→ Records supplied:
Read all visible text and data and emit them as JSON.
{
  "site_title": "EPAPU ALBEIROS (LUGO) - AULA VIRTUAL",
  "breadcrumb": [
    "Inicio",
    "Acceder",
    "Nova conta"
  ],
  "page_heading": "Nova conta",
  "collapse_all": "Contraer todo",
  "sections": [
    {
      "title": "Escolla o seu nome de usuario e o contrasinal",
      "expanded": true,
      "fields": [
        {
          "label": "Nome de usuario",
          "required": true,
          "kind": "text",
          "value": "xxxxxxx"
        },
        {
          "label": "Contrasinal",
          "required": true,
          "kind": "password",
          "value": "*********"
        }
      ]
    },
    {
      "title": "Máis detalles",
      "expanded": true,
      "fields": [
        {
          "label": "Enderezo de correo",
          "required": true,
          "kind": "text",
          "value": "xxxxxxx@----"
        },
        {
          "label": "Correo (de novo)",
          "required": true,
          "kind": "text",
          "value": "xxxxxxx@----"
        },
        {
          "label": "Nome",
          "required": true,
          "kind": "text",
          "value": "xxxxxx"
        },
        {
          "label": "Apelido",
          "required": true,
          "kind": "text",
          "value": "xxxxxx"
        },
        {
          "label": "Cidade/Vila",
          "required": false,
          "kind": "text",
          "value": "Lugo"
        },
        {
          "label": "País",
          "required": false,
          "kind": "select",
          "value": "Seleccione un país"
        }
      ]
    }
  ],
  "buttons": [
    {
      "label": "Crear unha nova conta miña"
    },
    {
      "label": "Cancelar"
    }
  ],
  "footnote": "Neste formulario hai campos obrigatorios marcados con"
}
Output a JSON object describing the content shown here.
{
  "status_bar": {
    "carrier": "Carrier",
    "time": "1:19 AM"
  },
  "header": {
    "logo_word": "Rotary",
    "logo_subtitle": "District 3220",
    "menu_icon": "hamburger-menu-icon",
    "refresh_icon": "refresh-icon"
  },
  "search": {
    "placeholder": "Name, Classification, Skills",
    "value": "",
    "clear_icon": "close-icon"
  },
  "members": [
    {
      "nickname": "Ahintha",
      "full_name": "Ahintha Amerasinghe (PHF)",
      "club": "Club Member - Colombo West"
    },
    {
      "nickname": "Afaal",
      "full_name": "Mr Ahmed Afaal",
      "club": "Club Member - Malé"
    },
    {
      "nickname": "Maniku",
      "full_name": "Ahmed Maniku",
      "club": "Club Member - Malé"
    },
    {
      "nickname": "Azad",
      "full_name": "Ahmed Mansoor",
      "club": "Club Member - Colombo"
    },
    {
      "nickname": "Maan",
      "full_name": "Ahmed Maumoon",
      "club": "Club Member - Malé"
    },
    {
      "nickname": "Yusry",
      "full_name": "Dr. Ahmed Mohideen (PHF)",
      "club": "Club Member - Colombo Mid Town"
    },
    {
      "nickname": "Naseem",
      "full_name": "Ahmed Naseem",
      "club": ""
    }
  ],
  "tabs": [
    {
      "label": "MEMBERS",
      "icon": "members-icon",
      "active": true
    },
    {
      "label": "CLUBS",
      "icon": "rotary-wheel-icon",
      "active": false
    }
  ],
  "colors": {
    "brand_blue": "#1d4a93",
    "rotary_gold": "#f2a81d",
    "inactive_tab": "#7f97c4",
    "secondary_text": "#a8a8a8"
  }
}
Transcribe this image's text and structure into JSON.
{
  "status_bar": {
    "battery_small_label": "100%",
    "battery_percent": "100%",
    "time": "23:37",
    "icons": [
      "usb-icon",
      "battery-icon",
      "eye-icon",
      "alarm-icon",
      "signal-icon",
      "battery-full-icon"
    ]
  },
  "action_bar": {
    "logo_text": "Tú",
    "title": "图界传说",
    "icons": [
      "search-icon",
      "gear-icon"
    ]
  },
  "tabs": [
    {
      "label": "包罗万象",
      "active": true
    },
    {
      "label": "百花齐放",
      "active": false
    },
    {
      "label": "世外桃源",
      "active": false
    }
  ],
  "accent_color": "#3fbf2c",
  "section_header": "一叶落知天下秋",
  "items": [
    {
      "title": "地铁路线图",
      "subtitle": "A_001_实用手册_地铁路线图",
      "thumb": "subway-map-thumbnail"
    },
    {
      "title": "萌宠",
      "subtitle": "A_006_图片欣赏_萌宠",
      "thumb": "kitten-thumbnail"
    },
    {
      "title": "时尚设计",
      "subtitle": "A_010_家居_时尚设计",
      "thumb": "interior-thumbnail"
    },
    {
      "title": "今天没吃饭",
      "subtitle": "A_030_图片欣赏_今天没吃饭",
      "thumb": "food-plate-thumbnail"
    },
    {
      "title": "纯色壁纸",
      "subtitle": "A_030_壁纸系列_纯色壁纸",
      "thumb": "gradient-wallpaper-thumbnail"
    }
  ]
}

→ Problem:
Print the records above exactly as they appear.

→ Reply:
Read all visible text and data and emit them as JSON.
{
  "site_title": "EPAPU ALBEIROS (LUGO) - AULA VIRTUAL",
  "breadcrumb": [
    "Inicio",
    "Acceder",
    "Nova conta"
  ],
  "page_heading": "Nova conta",
  "collapse_all": "Contraer todo",
  "sections": [
    {
      "title": "Escolla o seu nome de usuario e o contrasinal",
      "expanded": true,
      "fields": [
        {
          "label": "Nome de usuario",
          "required": true,
          "kind": "text",
          "value": "xxxxxxx"
        },
        {
          "label": "Contrasinal",
          "required": true,
          "kind": "password",
          "value": "*********"
        }
      ]
    },
    {
      "title": "Máis detalles",
      "expanded": true,
      "fields": [
        {
          "label": "Enderezo de correo",
          "required": true,
          "kind": "text",
          "value": "xxxxxxx@----"
        },
        {
          "label": "Correo (de novo)",
          "required": true,
          "kind": "text",
          "value": "xxxxxxx@----"
        },
        {
          "label": "Nome",
          "required": true,
          "kind": "text",
          "value": "xxxxxx"
        },
        {
          "label": "Apelido",
          "required": true,
          "kind": "text",
          "value": "xxxxxx"
        },
        {
          "label": "Cidade/Vila",
          "required": false,
          "kind": "text",
          "value": "Lugo"
        },
        {
          "label": "País",
          "required": false,
          "kind": "select",
          "value": "Seleccione un país"
        }
      ]
    }
  ],
  "buttons": [
    {
      "label": "Crear unha nova conta miña"
    },
    {
      "label": "Cancelar"
    }
  ],
  "footnote": "Neste formulario hai campos obrigatorios marcados con"
}
Output a JSON object describing the content shown here.
{
  "status_bar": {
    "carrier": "Carrier",
    "time": "1:19 AM"
  },
  "header": {
    "logo_word": "Rotary",
    "logo_subtitle": "District 3220",
    "menu_icon": "hamburger-menu-icon",
    "refresh_icon": "refresh-icon"
  },
  "search": {
    "placeholder": "Name, Classification, Skills",
    "value": "",
    "clear_icon": "close-icon"
  },
  "members": [
    {
      "nickname": "Ahintha",
      "full_name": "Ahintha Amerasinghe (PHF)",
      "club": "Club Member - Colombo West"
    },
    {
      "nickname": "Afaal",
      "full_name": "Mr Ahmed Afaal",
      "club": "Club Member - Malé"
    },
    {
      "nickname": "Maniku",
      "full_name": "Ahmed Maniku",
      "club": "Club Member - Malé"
    },
    {
      "nickname": "Azad",
      "full_name": "Ahmed Mansoor",
      "club": "Club Member - Colombo"
    },
    {
      "nickname": "Maan",
      "full_name": "Ahmed Maumoon",
      "club": "Club Member - Malé"
    },
    {
      "nickname": "Yusry",
      "full_name": "Dr. Ahmed Mohideen (PHF)",
      "club": "Club Member - Colombo Mid Town"
    },
    {
      "nickname": "Naseem",
      "full_name": "Ahmed Naseem",
      "club": ""
    }
  ],
  "tabs": [
    {
      "label": "MEMBERS",
      "icon": "members-icon",
      "active": true
    },
    {
      "label": "CLUBS",
      "icon": "rotary-wheel-icon",
      "active": false
    }
  ],
  "colors": {
    "brand_blue": "#1d4a93",
    "rotary_gold": "#f2a81d",
    "inactive_tab": "#7f97c4",
    "secondary_text": "#a8a8a8"
  }
}
Transcribe this image's text and structure into JSON.
{
  "status_bar": {
    "battery_small_label": "100%",
    "battery_percent": "100%",
    "time": "23:37",
    "icons": [
      "usb-icon",
      "battery-icon",
      "eye-icon",
      "alarm-icon",
      "signal-icon",
      "battery-full-icon"
    ]
  },
  "action_bar": {
    "logo_text": "Tú",
    "title": "图界传说",
    "icons": [
      "search-icon",
      "gear-icon"
    ]
  },
  "tabs": [
    {
      "label": "包罗万象",
      "active": true
    },
    {
      "label": "百花齐放",
      "active": false
    },
    {
      "label": "世外桃源",
      "active": false
    }
  ],
  "accent_color": "#3fbf2c",
  "section_header": "一叶落知天下秋",
  "items": [
    {
      "title": "地铁路线图",
      "subtitle": "A_001_实用手册_地铁路线图",
      "thumb": "subway-map-thumbnail"
    },
    {
      "title": "萌宠",
      "subtitle": "A_006_图片欣赏_萌宠",
      "thumb": "kitten-thumbnail"
    },
    {
      "title": "时尚设计",
      "subtitle": "A_010_家居_时尚设计",
      "thumb": "interior-thumbnail"
    },
    {
      "title": "今天没吃饭",
      "subtitle": "A_030_图片欣赏_今天没吃饭",
      "thumb": "food-plate-thumbnail"
    },
    {
      "title": "纯色壁纸",
      "subtitle": "A_030_壁纸系列_纯色壁纸",
      "thumb": "gradient-wallpaper-thumbnail"
    }
  ]
}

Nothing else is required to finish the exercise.